Spent a few days in Las Vegas enjoying a wonderful suite at Mandalay Bay for roughly the price of a room at the Red Lion in Bakersfield. The place was a ghost town and what tourists I did see had distinctly Slavic accents. How can Serbs afford to travel in this recession? Also had a chance to hear Carol Bartz, the new Yahoo CEO speak before a group of newspaper executives. (800 newspapers have partnered with Yahoo to sell behavioral targeting ads) Bartz is impressive, tough as nails, and she needs to be to pull Yahoo out of the also-ran doldrums. There's some cool stuff on the horizon, including new social networking applications and opening up the Yahoo platform to YouTube, Twitter and Facebook, as well as Flickr which Yahoo owns. Yahoo believes the cell phone is the single most powerful application of the future, and already there are more than four times as many cell phones as any other single device. Watch also for Yahoo to continue to partner with newspapers to go deep into local content (think high school sports) with applications for the cell phone (think posting pictures of your kid's prep baseball game via your phone).

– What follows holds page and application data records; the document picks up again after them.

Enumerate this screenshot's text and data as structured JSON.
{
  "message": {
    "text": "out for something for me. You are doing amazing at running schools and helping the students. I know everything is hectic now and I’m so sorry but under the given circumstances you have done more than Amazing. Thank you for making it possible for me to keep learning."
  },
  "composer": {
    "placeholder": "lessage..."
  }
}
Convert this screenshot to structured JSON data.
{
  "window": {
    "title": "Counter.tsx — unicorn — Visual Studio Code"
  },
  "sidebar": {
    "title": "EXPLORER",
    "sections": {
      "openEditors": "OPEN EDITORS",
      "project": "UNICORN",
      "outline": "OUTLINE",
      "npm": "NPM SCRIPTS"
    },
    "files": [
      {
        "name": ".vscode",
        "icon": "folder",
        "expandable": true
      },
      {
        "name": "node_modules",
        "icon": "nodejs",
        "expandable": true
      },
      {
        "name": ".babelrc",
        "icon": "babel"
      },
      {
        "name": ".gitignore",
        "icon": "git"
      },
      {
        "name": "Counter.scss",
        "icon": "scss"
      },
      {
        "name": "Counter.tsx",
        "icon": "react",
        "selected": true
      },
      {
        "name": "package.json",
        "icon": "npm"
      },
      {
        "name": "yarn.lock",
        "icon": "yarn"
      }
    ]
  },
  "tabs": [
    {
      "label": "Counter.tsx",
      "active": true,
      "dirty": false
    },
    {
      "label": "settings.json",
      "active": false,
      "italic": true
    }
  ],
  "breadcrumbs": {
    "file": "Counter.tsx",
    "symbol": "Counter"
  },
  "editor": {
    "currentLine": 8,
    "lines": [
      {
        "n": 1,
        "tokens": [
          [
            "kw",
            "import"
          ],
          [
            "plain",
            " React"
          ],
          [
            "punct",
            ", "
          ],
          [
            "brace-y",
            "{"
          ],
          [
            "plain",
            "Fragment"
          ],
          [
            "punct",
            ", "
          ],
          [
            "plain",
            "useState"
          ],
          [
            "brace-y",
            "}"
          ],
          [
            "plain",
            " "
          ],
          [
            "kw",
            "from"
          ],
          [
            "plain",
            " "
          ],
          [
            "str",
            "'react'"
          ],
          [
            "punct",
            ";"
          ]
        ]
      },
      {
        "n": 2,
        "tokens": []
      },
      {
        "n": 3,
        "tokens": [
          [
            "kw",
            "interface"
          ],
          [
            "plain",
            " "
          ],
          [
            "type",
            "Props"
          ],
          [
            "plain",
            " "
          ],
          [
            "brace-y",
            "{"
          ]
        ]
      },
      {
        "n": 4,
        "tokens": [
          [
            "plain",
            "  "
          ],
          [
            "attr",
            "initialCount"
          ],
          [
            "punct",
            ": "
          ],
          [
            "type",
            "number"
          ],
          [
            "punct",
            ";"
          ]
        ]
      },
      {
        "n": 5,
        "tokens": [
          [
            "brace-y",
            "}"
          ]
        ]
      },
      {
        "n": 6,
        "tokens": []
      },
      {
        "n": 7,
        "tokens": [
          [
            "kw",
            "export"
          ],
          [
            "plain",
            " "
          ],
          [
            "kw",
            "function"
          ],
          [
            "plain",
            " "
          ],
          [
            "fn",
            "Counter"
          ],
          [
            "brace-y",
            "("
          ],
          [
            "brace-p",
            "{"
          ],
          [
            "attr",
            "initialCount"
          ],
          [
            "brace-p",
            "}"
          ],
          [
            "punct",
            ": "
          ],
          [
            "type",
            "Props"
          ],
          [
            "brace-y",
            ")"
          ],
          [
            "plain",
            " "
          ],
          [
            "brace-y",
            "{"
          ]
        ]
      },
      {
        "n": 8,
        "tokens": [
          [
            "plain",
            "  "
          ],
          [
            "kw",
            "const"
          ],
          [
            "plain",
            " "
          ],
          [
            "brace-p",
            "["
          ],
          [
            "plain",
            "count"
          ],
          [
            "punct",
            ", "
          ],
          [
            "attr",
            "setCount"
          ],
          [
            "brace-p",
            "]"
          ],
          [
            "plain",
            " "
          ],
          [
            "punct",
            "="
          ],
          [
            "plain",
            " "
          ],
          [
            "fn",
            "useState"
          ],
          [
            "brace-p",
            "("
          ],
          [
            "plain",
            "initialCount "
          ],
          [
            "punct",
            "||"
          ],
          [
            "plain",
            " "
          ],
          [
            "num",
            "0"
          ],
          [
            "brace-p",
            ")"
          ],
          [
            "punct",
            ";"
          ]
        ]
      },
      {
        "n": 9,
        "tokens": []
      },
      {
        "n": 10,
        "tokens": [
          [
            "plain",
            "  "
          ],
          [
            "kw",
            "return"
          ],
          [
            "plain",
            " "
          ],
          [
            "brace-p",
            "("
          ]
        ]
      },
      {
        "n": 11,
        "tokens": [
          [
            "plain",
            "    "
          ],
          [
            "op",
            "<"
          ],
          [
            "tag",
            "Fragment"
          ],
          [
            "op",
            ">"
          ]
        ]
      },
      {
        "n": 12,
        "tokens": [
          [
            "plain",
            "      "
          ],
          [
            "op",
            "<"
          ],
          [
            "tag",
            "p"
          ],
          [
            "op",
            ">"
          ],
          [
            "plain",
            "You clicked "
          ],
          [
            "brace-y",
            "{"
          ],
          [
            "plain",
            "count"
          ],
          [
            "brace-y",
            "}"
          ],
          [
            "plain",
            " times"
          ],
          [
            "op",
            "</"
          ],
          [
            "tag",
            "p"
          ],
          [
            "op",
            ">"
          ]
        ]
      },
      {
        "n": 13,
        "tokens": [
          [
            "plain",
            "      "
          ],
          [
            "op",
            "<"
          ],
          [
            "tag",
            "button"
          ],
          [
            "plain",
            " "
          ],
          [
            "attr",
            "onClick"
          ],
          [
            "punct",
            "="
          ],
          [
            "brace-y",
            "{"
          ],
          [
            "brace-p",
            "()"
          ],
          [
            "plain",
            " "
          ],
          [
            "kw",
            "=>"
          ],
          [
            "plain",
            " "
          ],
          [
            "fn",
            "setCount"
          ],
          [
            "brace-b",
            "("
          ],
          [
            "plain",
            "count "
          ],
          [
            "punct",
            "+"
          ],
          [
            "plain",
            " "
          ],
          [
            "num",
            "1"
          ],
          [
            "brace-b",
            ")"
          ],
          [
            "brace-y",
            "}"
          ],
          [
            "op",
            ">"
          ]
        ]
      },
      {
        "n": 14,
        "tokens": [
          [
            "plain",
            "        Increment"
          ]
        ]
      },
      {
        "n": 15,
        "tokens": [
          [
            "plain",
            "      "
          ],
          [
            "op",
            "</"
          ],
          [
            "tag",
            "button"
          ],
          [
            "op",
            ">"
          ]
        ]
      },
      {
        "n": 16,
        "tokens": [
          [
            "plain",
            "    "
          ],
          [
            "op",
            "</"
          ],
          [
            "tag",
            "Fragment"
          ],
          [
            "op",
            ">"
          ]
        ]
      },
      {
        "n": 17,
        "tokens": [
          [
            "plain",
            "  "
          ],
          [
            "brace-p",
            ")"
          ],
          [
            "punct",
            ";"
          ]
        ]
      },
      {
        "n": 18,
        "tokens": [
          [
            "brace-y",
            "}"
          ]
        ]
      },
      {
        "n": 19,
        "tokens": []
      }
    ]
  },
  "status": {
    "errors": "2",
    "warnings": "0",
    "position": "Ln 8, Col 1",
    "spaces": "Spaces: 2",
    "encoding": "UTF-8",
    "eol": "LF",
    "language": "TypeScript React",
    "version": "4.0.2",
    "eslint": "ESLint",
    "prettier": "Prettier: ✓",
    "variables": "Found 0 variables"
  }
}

Sunday, March 8, 2009

Kern County, 34 other counties triggered massive mortgage crisis that spread across our nation

This may not be news for those of us who call Bakersfield home, but Kern was among 35 counties last year that were responsible for fully half of all foreclosures. At least that is what USA Today reports this weekend in a detailed analysis that shows the worst hit areas comprise only 1 percent of the total counties but account for a lion's share of the foreclosures. USA Today says Kern and the others were "the epicenter in a wave of foreclosures that left banks teetering amid the nation's economic problems." Check out the newspaper's terrific interactive county-by-county map here. Most of the hardest hit areas are in California, Florida, Las Vegas and Phoenix. The report says the counties leading the foreclosure boom account for 20 percent of U.S. households yet half of all foreclosures. Of course that's just one of the reasons why our unemployment rate has soared to 13.8 percent and why the average price of housing here continues to plummet.